Ann. Geophys., 35, 953–963,
Amitava Guharay, Paulo Prado Batista, Barclay Robert Clemesha, Ricardo Arlen Buriti, and Nelson Jorge Schuch
Ann. Geophys., 34, 411–419,Short summary
A comparative study of the quasi-16-day wave in the middle from three Brazilian stations, indicates multiple modes of the concerned wave component. The wave amplitude shows maxima in summer and winter. A potential coupling of the concerned wave with other short period planetary waves is found. The dominant wave components vary from the westward to eastward from the tropical to mid-latitude in the stratosphere. The prevailing westerly wind may favor the wave filtering of westward waves.
V. F. Andrioli, P. P. Batista, B. R. Clemesha, N. J. Schuch, and R. A. Buriti
Ann. Geophys., 33, 1183–1193,Short summary
Multi-year observations of gravity wave momentum fluxes have been analyzed at three different sites using meteor radar data. This is a first, as no such experimental results on the latitudinal dependence of these parameters at low latitudes had been derived with ground-based instruments in the MLT region before. Until now similar studies had been carried out with satellites and circulation models. Therefore this thematic can be lead to a valuable scientific contribution.
L. R. Araújo, L. M. Lima, P. P. Batista, B. R. Clemesha, and H. Takahashi
Ann. Geophys., 32, 519–531,
V. F. Andrioli, D. C. Fritts, P. P. Batista, B. R. Clemesha, and D. Janches
Ann. Geophys., 31, 2123–2135,
V. F. Andrioli, D. C. Fritts, P. P. Batista, and B. R. Clemesha
Ann. Geophys., 31, 889–908,
A. N. Onohara, I. S. Batista, and H. Takahashi
Ann. Geophys., 31, 209–215,
Global coverage measurements made by satellites have provided observational studies which have shown the presence of four peaks in global longitudinal structures from global local time observations of equatorial ionization anomalies. The structures seen in the ionosphere are related to the diurnal non-migrating wave that comes from the troposphere and can be noticed in periods of low and high solar activity in the low-latitude ionosphere regions, mainly at altitudes from ~ 250 km up to ~ 800 km.

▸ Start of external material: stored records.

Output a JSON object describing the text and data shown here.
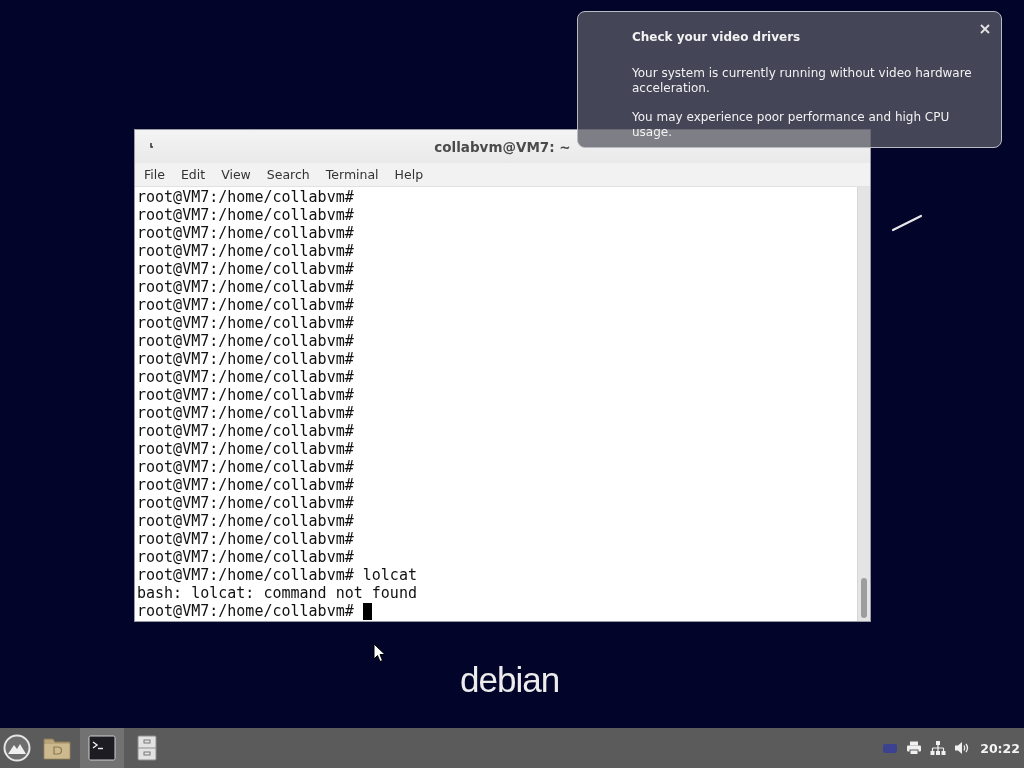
{
  "notification": {
    "title": "Check your video drivers",
    "paragraphs": [
      "Your system is currently running without video hardware acceleration.",
      "You may experience poor performance and high CPU usage."
    ]
  },
  "terminal_window": {
    "title": "collabvm@VM7: ~",
    "menu": [
      "File",
      "Edit",
      "View",
      "Search",
      "Terminal",
      "Help"
    ],
    "lines": [
      "root@VM7:/home/collabvm#",
      "root@VM7:/home/collabvm#",
      "root@VM7:/home/collabvm#",
      "root@VM7:/home/collabvm#",
      "root@VM7:/home/collabvm#",
      "root@VM7:/home/collabvm#",
      "root@VM7:/home/collabvm#",
      "root@VM7:/home/collabvm#",
      "root@VM7:/home/collabvm#",
      "root@VM7:/home/collabvm#",
      "root@VM7:/home/collabvm#",
      "root@VM7:/home/collabvm#",
      "root@VM7:/home/collabvm#",
      "root@VM7:/home/collabvm#",
      "root@VM7:/home/collabvm#",
      "root@VM7:/home/collabvm#",
      "root@VM7:/home/collabvm#",
      "root@VM7:/home/collabvm#",
      "root@VM7:/home/collabvm#",
      "root@VM7:/home/collabvm#",
      "root@VM7:/home/collabvm#",
      "root@VM7:/home/collabvm# lolcat",
      "bash: lolcat: command not found",
      "root@VM7:/home/collabvm#"
    ],
    "cursor_visible": true
  },
  "desktop": {
    "logo": "debian"
  },
  "taskbar": {
    "launchers": [
      {
        "kind": "start",
        "selected": false
      },
      {
        "kind": "folder",
        "selected": false
      },
      {
        "kind": "terminal",
        "selected": true
      },
      {
        "kind": "cabinet",
        "selected": false
      }
    ],
    "tray": [
      {
        "kind": "keyboard"
      },
      {
        "kind": "printer"
      },
      {
        "kind": "network"
      },
      {
        "kind": "volume"
      }
    ],
    "clock": "20:22"
  }
}
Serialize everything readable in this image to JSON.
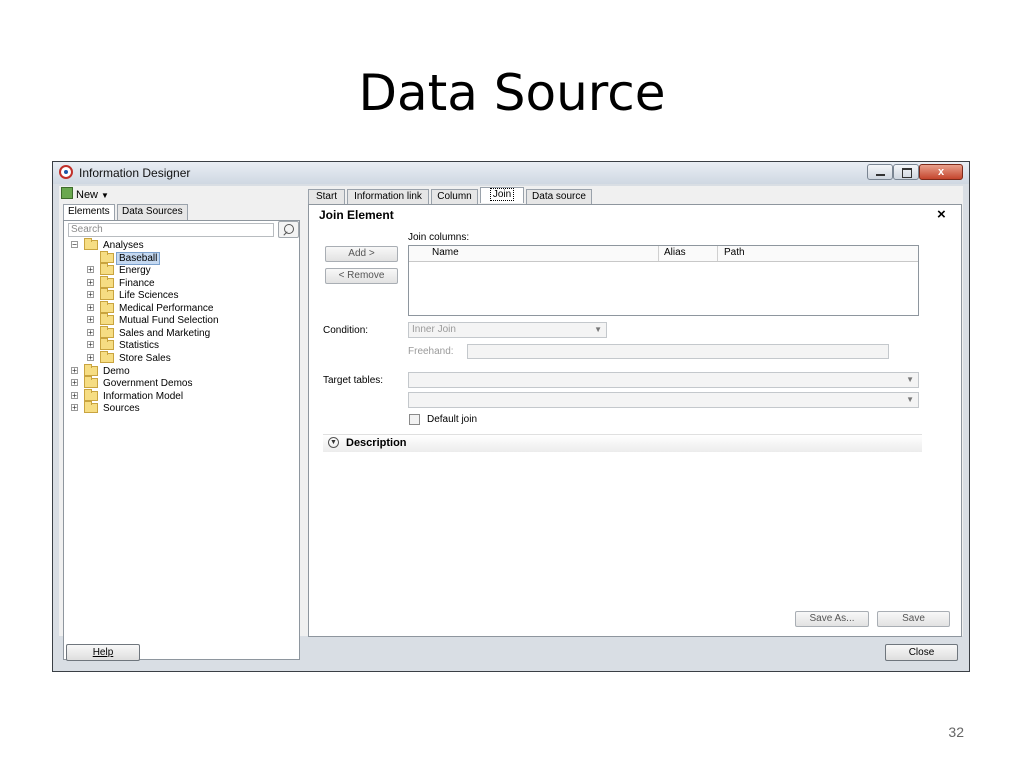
{
  "slide": {
    "title": "Data Source",
    "page_number": "32"
  },
  "window": {
    "title": "Information Designer",
    "close_glyph": "x",
    "icons": {
      "app": "information-designer-logo",
      "minimize": "minimize-icon",
      "maximize": "maximize-icon",
      "close": "close-icon"
    }
  },
  "left_panel": {
    "new_button": "New",
    "tabs": [
      "Elements",
      "Data Sources"
    ],
    "active_tab": "Elements",
    "search": {
      "placeholder": "Search"
    },
    "tree": [
      {
        "label": "Analyses",
        "expanded": true,
        "level": 0
      },
      {
        "label": "Baseball",
        "selected": true,
        "level": 1
      },
      {
        "label": "Energy",
        "level": 1
      },
      {
        "label": "Finance",
        "level": 1
      },
      {
        "label": "Life Sciences",
        "level": 1
      },
      {
        "label": "Medical Performance",
        "level": 1
      },
      {
        "label": "Mutual Fund Selection",
        "level": 1
      },
      {
        "label": "Sales and Marketing",
        "level": 1
      },
      {
        "label": "Statistics",
        "level": 1
      },
      {
        "label": "Store Sales",
        "level": 1
      },
      {
        "label": "Demo",
        "level": 0
      },
      {
        "label": "Government Demos",
        "level": 0
      },
      {
        "label": "Information Model",
        "level": 0
      },
      {
        "label": "Sources",
        "level": 0
      }
    ]
  },
  "right_panel": {
    "tabs": [
      "Start",
      "Information link",
      "Column",
      "Join",
      "Data source"
    ],
    "active_tab": "Join",
    "heading": "Join Element",
    "close_glyph": "×",
    "join_columns_label": "Join columns:",
    "add_button": "Add >",
    "remove_button": "< Remove",
    "table_headers": {
      "name": "Name",
      "alias": "Alias",
      "path": "Path"
    },
    "condition_label": "Condition:",
    "condition_value": "Inner Join",
    "freehand_label": "Freehand:",
    "target_tables_label": "Target tables:",
    "default_join_label": "Default join",
    "description_label": "Description",
    "save_as_button": "Save As...",
    "save_button": "Save"
  },
  "footer": {
    "help_button": "Help",
    "close_button": "Close"
  }
}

Global coverage measurements made by satellites have provided observational studies which have...